• _TASK STATEMENT_: The answer must be an exact copy of the listing below.

• _RECORD EXCERPTS_:
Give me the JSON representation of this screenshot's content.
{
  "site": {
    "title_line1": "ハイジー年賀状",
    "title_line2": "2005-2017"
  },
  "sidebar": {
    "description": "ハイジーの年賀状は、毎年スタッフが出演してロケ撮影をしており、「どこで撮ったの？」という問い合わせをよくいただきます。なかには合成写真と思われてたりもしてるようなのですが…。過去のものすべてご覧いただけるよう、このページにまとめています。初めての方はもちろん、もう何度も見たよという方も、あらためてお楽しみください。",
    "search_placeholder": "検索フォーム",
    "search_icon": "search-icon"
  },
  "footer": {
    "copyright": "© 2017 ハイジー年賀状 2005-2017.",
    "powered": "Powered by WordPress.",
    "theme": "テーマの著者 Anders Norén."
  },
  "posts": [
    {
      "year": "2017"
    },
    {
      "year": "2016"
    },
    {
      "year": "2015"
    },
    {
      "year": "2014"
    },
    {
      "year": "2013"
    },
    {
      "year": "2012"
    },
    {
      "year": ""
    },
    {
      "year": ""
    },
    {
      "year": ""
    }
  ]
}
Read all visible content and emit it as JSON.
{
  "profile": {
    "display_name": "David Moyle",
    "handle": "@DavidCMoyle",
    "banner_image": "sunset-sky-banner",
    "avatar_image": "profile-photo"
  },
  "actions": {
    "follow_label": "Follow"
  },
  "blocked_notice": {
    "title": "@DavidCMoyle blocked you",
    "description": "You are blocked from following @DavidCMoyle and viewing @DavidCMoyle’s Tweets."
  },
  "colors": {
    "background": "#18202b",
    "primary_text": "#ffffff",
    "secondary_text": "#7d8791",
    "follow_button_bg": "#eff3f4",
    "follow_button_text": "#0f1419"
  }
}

• _SOLUTION TO THIS PROBLEM_:
Give me the JSON representation of this screenshot's content.
{
  "site": {
    "title_line1": "ハイジー年賀状",
    "title_line2": "2005-2017"
  },
  "sidebar": {
    "description": "ハイジーの年賀状は、毎年スタッフが出演してロケ撮影をしており、「どこで撮ったの？」という問い合わせをよくいただきます。なかには合成写真と思われてたりもしてるようなのですが…。過去のものすべてご覧いただけるよう、このページにまとめています。初めての方はもちろん、もう何度も見たよという方も、あらためてお楽しみください。",
    "search_placeholder": "検索フォーム",
    "search_icon": "search-icon"
  },
  "footer": {
    "copyright": "© 2017 ハイジー年賀状 2005-2017.",
    "powered": "Powered by WordPress.",
    "theme": "テーマの著者 Anders Norén."
  },
  "posts": [
    {
      "year": "2017"
    },
    {
      "year": "2016"
    },
    {
      "year": "2015"
    },
    {
      "year": "2014"
    },
    {
      "year": "2013"
    },
    {
      "year": "2012"
    },
    {
      "year": ""
    },
    {
      "year": ""
    },
    {
      "year": ""
    }
  ]
}
Read all visible content and emit it as JSON.
{
  "profile": {
    "display_name": "David Moyle",
    "handle": "@DavidCMoyle",
    "banner_image": "sunset-sky-banner",
    "avatar_image": "profile-photo"
  },
  "actions": {
    "follow_label": "Follow"
  },
  "blocked_notice": {
    "title": "@DavidCMoyle blocked you",
    "description": "You are blocked from following @DavidCMoyle and viewing @DavidCMoyle’s Tweets."
  },
  "colors": {
    "background": "#18202b",
    "primary_text": "#ffffff",
    "secondary_text": "#7d8791",
    "follow_button_bg": "#eff3f4",
    "follow_button_text": "#0f1419"
  }
}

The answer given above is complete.